**Problem details:** How many lines in the records below include "JSON"? Answer with the number only.

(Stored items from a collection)
Segment Open

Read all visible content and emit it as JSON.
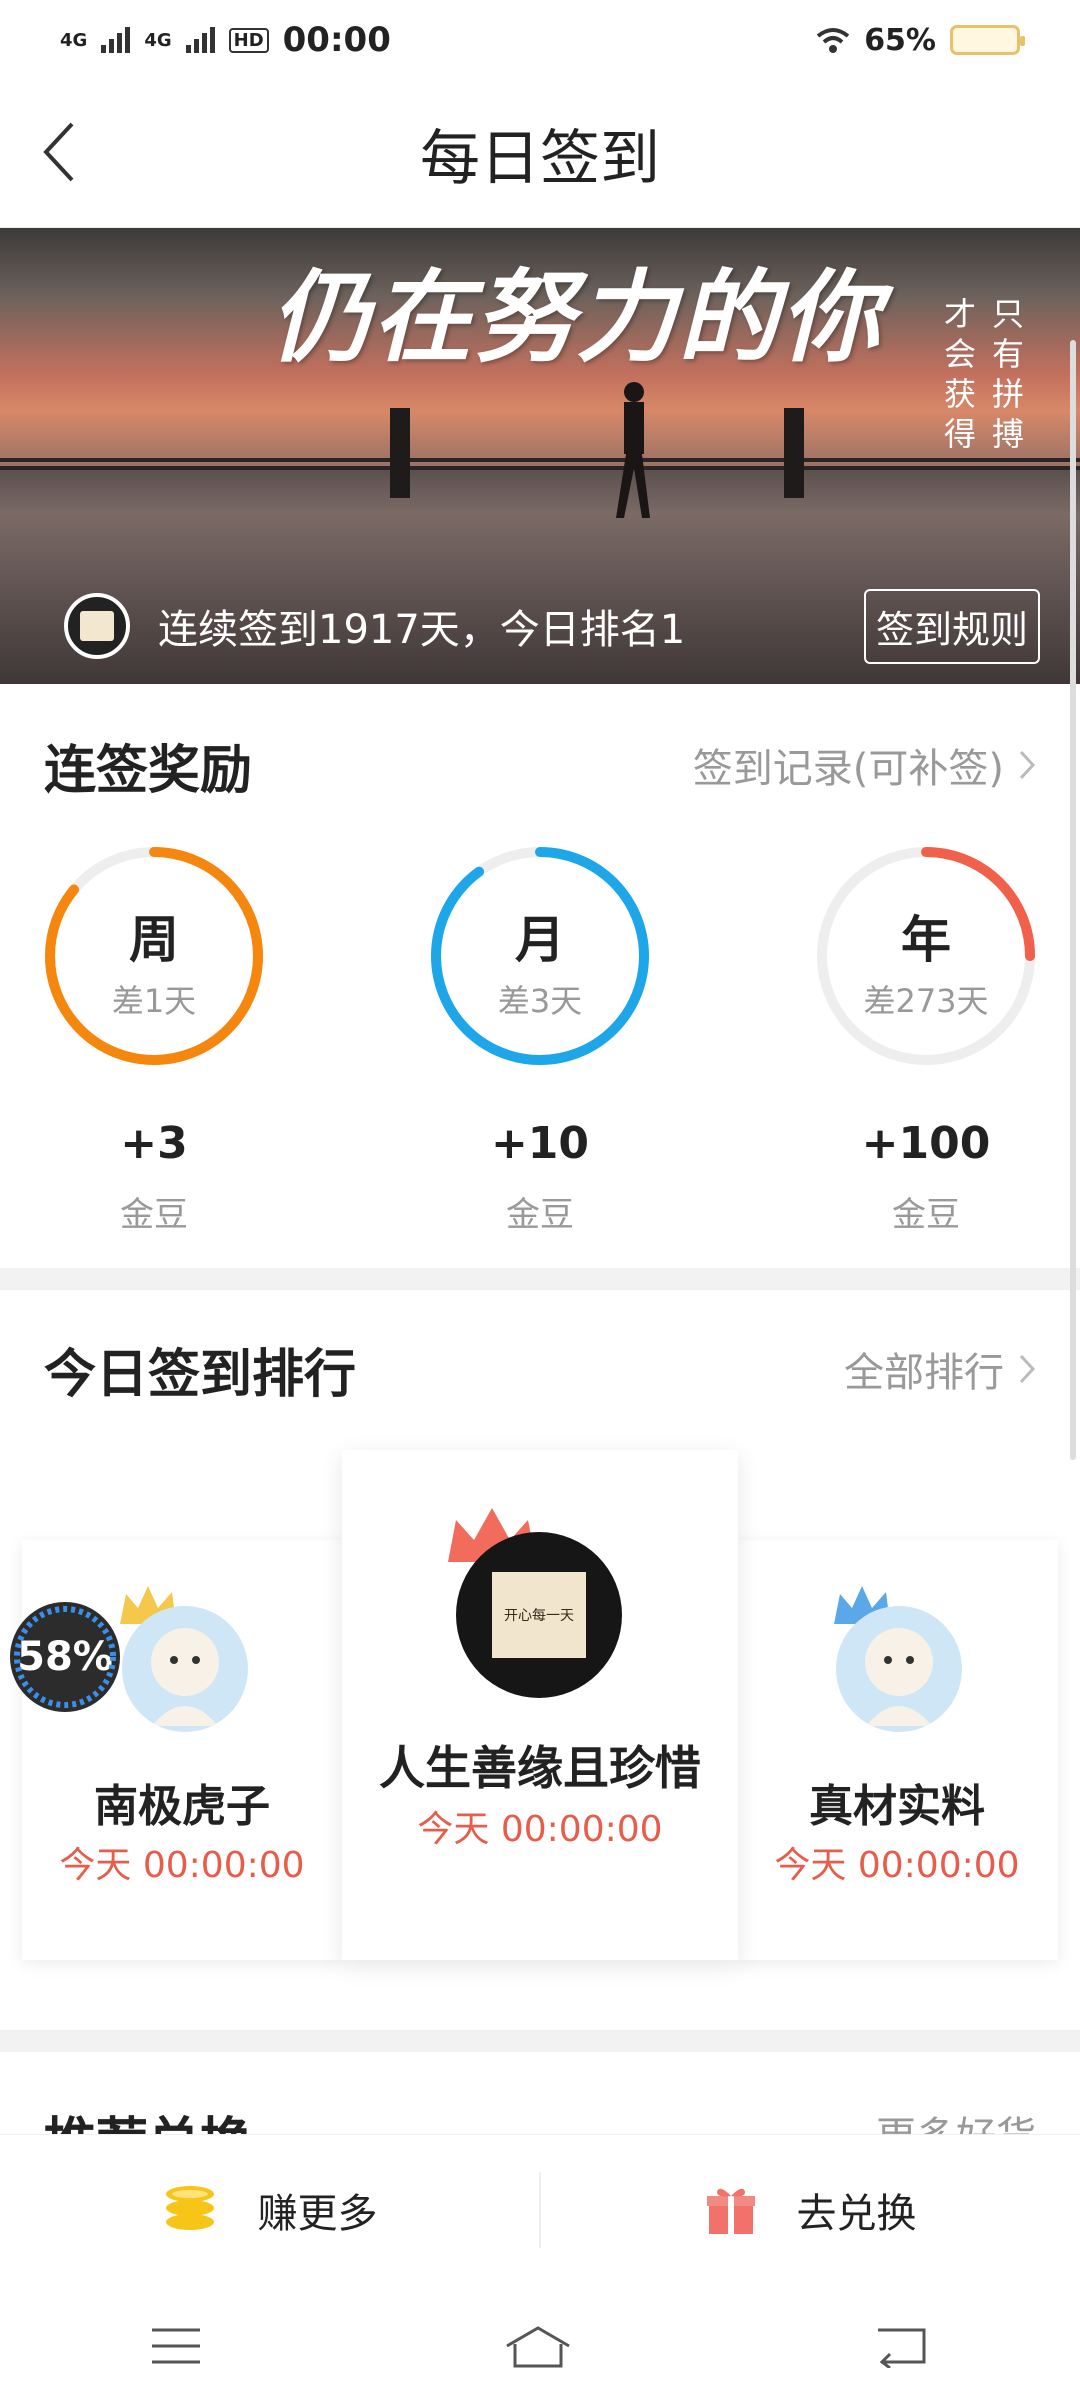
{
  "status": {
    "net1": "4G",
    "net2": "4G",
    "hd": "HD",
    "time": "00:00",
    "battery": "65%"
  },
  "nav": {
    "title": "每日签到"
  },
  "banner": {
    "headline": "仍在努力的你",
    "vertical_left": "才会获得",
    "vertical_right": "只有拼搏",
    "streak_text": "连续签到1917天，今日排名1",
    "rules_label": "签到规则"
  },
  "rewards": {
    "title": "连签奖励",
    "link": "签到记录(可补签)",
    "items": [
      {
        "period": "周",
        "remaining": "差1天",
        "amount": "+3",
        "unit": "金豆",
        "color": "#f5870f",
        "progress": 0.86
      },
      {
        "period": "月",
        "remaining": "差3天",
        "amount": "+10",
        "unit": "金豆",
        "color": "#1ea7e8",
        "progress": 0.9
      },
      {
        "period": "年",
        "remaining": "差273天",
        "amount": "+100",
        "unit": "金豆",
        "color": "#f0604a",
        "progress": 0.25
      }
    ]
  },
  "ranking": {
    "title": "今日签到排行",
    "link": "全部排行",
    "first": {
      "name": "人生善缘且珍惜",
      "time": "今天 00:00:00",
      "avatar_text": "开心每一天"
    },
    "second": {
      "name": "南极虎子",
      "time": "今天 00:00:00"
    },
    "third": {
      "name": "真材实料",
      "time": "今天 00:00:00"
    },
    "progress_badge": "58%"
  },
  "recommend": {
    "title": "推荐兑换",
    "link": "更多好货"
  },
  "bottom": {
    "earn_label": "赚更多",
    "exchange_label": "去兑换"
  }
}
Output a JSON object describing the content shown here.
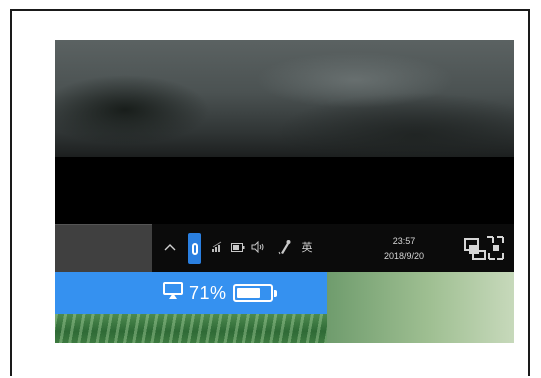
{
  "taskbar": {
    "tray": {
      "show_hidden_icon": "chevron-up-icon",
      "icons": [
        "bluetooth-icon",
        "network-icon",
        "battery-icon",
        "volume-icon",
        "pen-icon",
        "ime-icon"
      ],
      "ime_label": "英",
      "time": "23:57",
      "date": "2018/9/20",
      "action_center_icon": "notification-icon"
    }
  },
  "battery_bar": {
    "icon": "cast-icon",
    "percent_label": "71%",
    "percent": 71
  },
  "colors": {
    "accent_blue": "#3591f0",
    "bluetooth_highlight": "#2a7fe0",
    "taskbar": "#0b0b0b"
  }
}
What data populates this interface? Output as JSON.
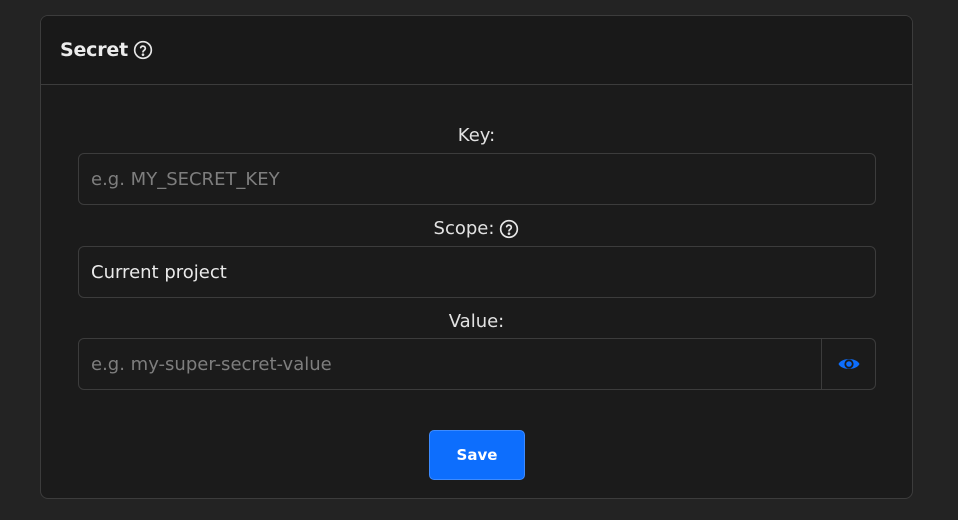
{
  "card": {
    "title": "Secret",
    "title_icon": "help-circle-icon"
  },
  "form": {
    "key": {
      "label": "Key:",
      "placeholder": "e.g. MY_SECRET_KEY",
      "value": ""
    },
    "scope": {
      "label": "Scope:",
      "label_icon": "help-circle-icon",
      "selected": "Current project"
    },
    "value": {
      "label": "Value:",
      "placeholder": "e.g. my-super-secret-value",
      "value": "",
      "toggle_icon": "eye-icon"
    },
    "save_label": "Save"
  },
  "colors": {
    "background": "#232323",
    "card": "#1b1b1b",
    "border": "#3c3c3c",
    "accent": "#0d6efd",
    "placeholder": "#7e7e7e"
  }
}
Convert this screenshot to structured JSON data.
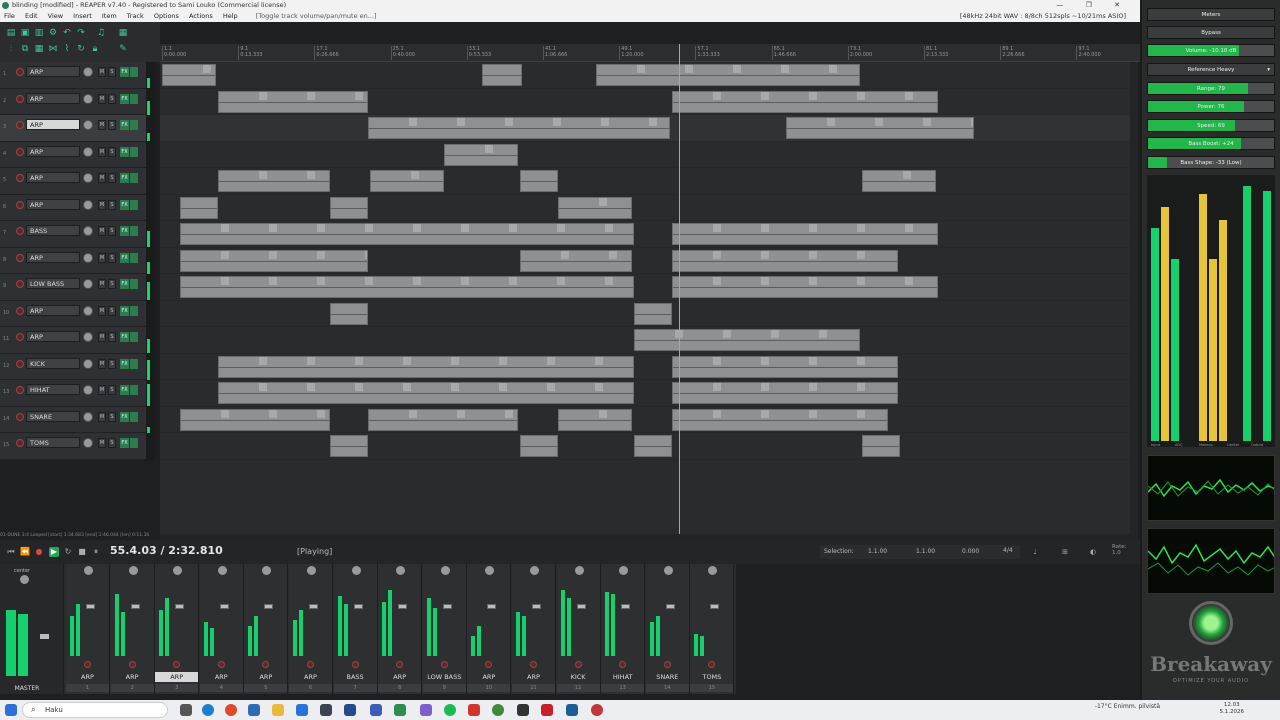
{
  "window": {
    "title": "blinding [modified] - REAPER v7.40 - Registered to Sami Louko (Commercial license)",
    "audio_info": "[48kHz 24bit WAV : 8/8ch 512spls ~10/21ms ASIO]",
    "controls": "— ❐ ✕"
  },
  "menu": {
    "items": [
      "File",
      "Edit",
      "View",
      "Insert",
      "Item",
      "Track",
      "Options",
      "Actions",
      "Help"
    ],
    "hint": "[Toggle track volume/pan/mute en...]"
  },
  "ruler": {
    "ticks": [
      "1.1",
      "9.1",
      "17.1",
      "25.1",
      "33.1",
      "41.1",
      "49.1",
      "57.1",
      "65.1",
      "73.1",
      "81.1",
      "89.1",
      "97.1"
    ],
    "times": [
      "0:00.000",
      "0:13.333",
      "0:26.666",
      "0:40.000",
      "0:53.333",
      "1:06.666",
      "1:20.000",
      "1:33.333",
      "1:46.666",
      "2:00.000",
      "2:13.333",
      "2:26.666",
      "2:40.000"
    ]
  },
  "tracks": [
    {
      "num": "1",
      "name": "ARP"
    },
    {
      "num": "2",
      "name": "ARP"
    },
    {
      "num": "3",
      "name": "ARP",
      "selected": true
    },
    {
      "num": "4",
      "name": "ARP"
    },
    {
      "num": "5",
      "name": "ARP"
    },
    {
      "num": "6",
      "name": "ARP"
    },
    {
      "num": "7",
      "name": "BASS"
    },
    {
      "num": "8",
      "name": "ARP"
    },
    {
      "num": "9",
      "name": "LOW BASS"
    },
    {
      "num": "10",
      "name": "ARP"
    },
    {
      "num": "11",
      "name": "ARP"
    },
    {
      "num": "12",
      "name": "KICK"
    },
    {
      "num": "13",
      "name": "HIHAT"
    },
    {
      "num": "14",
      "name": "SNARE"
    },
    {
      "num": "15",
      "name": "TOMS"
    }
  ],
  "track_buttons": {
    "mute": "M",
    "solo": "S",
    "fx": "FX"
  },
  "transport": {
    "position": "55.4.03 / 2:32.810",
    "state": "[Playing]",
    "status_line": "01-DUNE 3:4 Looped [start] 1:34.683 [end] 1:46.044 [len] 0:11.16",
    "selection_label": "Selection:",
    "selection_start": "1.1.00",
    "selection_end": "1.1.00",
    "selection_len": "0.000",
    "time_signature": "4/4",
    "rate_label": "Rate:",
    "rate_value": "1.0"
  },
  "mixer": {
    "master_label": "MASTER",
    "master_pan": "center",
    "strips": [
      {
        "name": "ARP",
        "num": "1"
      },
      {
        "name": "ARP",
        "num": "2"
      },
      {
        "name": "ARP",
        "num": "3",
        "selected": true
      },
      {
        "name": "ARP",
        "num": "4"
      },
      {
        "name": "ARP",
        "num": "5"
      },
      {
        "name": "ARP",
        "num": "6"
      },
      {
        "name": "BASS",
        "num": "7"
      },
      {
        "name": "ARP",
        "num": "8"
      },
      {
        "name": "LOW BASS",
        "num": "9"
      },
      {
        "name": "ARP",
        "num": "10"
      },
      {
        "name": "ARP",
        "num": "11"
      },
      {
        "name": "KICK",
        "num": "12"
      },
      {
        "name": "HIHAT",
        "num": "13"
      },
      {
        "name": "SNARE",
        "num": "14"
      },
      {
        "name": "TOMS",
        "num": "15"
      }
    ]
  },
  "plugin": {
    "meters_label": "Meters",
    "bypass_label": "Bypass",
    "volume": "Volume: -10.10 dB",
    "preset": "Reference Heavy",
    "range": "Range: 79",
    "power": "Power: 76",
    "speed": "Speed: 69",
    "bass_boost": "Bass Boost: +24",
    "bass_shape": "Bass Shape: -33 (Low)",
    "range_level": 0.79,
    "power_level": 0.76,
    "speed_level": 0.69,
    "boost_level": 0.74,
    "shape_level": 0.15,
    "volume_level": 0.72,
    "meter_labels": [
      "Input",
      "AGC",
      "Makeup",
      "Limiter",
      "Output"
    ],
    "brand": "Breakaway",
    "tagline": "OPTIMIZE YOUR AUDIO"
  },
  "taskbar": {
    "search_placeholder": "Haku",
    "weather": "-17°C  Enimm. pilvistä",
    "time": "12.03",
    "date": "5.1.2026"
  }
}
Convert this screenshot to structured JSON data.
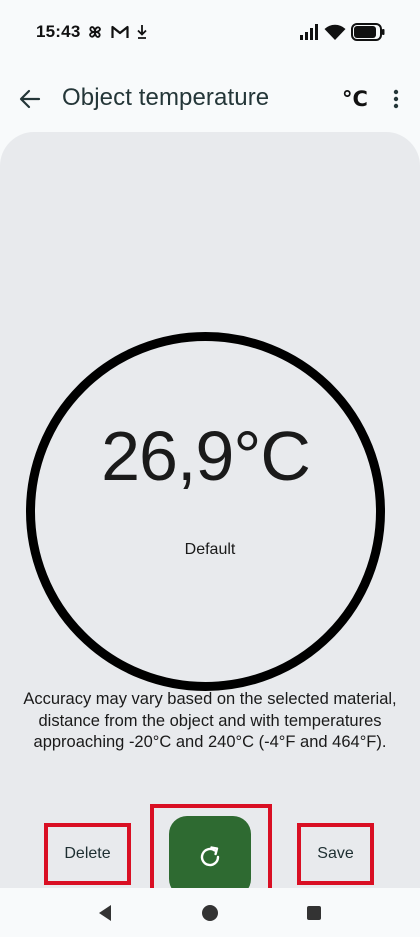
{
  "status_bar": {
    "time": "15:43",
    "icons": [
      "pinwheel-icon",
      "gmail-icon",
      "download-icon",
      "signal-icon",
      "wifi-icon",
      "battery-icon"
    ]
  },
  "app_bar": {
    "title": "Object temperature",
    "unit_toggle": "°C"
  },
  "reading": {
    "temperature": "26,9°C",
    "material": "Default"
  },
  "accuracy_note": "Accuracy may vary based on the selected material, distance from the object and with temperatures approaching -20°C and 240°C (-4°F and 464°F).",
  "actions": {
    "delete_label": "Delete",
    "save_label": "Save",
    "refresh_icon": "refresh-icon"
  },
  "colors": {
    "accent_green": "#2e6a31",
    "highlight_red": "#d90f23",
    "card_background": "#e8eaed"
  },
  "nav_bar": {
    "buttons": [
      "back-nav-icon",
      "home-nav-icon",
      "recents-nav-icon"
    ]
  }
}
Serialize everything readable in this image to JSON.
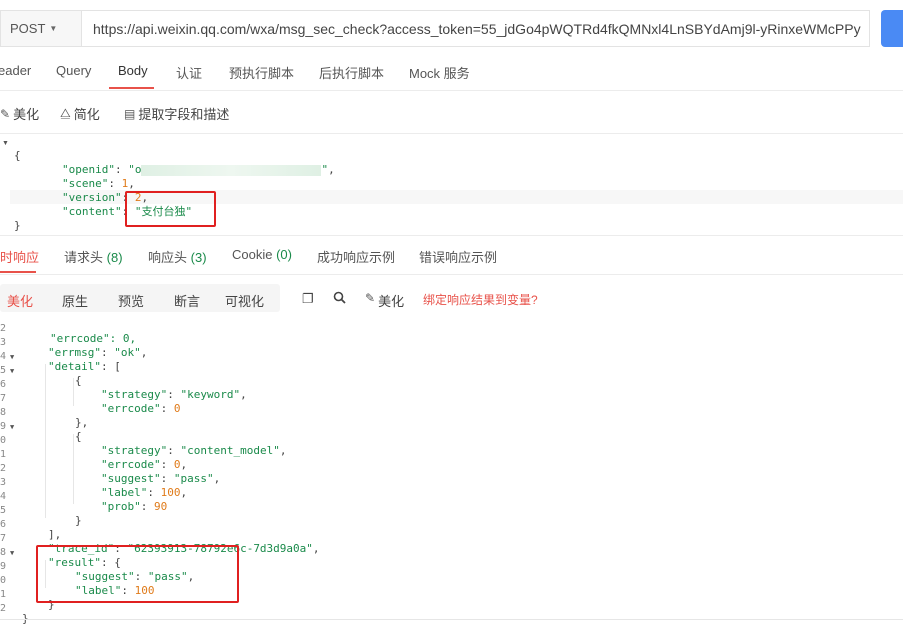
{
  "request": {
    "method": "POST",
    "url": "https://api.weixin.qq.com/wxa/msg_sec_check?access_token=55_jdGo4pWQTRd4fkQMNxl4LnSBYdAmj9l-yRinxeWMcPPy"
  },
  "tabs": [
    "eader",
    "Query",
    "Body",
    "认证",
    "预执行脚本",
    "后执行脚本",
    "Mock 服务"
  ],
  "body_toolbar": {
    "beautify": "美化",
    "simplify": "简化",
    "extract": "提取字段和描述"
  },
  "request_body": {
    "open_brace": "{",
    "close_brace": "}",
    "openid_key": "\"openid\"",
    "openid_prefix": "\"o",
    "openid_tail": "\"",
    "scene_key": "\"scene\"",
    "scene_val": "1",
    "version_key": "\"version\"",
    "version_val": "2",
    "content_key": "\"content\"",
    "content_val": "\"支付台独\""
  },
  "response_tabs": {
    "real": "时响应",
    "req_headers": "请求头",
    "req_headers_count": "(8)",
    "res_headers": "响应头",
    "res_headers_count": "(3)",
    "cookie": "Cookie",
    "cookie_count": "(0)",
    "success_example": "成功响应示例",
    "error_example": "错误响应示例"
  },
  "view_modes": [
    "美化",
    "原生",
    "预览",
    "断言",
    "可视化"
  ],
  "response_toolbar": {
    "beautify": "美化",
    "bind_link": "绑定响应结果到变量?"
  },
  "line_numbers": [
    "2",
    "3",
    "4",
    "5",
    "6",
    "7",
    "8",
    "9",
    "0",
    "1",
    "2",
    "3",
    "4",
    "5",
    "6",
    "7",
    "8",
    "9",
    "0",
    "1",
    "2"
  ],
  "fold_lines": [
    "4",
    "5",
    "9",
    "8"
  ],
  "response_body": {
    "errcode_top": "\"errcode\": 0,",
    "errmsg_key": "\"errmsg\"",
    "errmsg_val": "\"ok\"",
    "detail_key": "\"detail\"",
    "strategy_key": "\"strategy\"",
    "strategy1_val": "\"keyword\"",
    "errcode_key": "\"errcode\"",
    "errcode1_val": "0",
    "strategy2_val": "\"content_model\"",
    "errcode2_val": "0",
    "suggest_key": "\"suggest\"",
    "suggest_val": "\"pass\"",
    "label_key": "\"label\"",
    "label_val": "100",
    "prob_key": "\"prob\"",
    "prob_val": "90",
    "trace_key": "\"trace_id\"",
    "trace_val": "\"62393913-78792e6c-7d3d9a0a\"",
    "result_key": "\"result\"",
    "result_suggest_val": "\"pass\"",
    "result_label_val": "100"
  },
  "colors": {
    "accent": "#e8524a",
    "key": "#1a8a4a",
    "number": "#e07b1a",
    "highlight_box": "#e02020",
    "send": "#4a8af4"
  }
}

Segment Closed

**Reply to the exercise:** 6